Taskforce tackles uncontrolled blood pressure

Nigel Stocks

Professor Nigel Stocks, Head of the Discipline of General Practice at the University of Adelaide, has been selected on the National Hypertension Taskforce.

A leading academic general practitioner from the University of Adelaide with a strong interest and track record in cardiovascular health has been included on a new National Hypertension Taskforce that wants to double blood pressure (BP) control rates in Australia by 2030.

Professor Nigel Stocks, Head of the Discipline of General Practice at the University of Adelaide, is one of 27 members representing 25 different organisations selected on the taskforce, that has been established by the Australian Cardiovascular Alliance (ACvA) and Hypertension Australia (formerly the High Blood Pressure Research Council of Australia).

It has an ambitious goal of doubling Australia’s rate of controlled BP from 32 per cent to 70 per cent by 2030.

Professor Stocks will assist in the development of a long-term strategy to improve the BP control rates in Australia and to support the delivery of the strategy through mechanisms such as working groups responsible for developing action plans to reach the agreed goal.

His experience in general practice and research background will be critical in developing the taskforce’s strategic plan and key to devising approaches to maximise engagement with GPs around the country to achieve the goal of doubling control rates.

“Hypertension is a commonly treated condition in Australian general practice, which is more common as people get older but can have tragic consequences if not identified in younger age groups,” Professor Stocks said.

“Australians should get their blood pressure measured every two years from age 18 and after you turn 45 it should be part of a cardiovascular disease risk assessment that can be performed by your GP.

“High blood pressure is readily treatable.  Losing weight, reducing alcohol consumption, stopping smoking, exercising more and dietary change can all help, but many people will need one or more antihypertensive medication to achieve adequate control.”

The taskforce is co-led by Professor Alta Schutte from the University of New South Wales (UNSW), and Professor Markus Schlaich from the University of Western Australia.

One in three Australian adults have high blood pressure, also known as hypertension, which is the leading risk factor for Australia’s top three killers – coronary heart disease, stroke and dementia.

Over time, this silent killer damages your heart, blood vessels and every part of your body.
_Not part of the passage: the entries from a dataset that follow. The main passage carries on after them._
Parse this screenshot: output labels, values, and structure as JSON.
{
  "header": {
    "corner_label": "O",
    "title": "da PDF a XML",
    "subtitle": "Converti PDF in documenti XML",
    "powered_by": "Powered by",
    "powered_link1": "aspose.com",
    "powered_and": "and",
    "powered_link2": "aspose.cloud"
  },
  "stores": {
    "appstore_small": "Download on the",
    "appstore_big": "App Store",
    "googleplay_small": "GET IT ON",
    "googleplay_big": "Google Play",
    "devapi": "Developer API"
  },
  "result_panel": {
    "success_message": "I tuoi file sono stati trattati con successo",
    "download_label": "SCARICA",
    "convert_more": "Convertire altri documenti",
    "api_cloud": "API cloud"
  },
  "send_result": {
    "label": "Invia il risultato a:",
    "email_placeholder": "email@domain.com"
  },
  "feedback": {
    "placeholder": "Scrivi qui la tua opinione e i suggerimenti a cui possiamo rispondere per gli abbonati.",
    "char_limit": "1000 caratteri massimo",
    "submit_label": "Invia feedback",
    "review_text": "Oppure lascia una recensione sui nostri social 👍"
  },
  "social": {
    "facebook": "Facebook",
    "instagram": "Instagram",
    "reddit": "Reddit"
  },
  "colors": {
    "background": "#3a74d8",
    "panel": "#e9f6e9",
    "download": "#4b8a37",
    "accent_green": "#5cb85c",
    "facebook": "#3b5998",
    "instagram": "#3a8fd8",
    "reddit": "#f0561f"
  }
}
Based on a 2017–18 Australian Bureau of Statistics National Health Survey, only half of the people with high blood pressure know they have it, and of those, only 32 per cent have it under control.

Tagged in news brief, health & medical sciences, cardiovascular disease